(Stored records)

*-*-*

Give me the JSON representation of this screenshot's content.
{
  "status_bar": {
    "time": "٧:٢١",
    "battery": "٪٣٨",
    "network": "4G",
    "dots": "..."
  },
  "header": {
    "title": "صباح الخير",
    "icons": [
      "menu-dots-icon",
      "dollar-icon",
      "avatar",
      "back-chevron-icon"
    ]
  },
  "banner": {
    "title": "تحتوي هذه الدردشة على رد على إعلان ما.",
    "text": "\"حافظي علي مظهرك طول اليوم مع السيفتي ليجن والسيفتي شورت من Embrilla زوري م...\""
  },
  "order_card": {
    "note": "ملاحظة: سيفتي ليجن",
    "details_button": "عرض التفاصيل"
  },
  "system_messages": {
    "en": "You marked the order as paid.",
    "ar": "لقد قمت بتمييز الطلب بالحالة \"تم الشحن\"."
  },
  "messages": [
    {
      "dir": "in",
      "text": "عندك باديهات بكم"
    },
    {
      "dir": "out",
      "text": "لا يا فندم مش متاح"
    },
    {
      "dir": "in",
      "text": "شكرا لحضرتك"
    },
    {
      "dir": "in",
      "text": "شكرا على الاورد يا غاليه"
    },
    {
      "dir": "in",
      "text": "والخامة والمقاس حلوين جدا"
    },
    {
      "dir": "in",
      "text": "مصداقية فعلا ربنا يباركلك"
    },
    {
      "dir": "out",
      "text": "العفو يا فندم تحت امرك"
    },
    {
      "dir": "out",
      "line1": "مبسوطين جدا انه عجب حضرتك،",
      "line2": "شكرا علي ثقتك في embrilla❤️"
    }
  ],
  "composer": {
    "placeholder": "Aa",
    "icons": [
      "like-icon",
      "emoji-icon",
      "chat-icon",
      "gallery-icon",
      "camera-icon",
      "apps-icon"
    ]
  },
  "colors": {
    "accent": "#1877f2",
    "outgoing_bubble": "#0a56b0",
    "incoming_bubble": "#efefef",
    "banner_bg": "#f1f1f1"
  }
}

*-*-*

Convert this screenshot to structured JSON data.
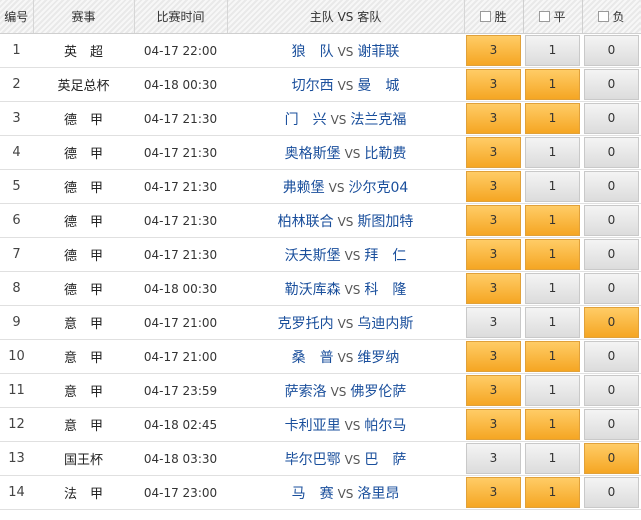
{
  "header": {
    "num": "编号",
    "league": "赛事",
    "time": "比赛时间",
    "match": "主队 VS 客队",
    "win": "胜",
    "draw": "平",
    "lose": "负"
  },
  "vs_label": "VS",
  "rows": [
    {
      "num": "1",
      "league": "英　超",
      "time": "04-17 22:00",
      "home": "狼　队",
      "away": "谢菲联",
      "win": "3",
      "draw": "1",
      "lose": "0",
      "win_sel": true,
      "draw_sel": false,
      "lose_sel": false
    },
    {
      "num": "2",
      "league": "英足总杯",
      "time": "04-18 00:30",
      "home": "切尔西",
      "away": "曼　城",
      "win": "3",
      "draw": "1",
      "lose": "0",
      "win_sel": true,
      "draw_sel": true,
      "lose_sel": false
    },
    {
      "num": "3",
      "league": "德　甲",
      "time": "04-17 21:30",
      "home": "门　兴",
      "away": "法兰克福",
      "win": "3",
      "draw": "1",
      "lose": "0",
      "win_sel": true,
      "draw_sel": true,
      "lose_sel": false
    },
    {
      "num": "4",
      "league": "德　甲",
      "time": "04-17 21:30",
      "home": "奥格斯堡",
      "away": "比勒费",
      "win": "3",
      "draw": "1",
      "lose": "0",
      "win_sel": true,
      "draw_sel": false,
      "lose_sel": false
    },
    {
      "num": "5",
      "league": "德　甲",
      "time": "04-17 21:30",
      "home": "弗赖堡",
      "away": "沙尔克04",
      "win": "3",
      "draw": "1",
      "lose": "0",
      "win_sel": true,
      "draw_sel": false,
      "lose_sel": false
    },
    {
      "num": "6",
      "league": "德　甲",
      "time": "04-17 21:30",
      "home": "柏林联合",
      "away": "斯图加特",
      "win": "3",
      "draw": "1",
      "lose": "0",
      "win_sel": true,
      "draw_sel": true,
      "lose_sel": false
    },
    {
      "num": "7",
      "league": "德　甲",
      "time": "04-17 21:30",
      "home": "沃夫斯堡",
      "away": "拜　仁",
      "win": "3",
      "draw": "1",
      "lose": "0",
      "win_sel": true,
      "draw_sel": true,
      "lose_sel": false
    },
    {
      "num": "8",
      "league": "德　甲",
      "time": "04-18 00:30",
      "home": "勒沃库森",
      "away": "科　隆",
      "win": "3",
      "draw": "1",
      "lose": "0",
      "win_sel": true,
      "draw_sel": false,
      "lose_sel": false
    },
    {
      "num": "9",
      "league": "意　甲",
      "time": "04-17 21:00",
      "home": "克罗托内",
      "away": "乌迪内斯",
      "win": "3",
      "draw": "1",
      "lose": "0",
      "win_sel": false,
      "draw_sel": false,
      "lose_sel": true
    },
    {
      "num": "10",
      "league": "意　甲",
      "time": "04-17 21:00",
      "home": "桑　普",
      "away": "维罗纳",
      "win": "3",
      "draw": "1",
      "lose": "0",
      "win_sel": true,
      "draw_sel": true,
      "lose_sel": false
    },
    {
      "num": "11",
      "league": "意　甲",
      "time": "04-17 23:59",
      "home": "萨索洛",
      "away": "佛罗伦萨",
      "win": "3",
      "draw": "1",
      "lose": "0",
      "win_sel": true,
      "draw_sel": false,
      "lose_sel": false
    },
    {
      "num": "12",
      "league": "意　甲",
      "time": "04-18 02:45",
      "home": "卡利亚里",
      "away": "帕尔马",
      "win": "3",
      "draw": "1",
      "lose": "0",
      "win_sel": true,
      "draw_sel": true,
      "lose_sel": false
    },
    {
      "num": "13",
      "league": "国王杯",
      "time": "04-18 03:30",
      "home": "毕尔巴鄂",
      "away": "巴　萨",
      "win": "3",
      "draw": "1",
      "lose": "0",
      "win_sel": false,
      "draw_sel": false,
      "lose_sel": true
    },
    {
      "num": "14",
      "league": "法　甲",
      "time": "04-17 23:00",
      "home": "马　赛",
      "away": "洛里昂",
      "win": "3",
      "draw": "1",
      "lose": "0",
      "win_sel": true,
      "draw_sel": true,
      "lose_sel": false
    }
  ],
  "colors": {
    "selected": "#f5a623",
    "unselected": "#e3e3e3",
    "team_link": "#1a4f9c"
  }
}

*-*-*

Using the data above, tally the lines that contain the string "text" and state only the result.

■ Answer to this problem: 8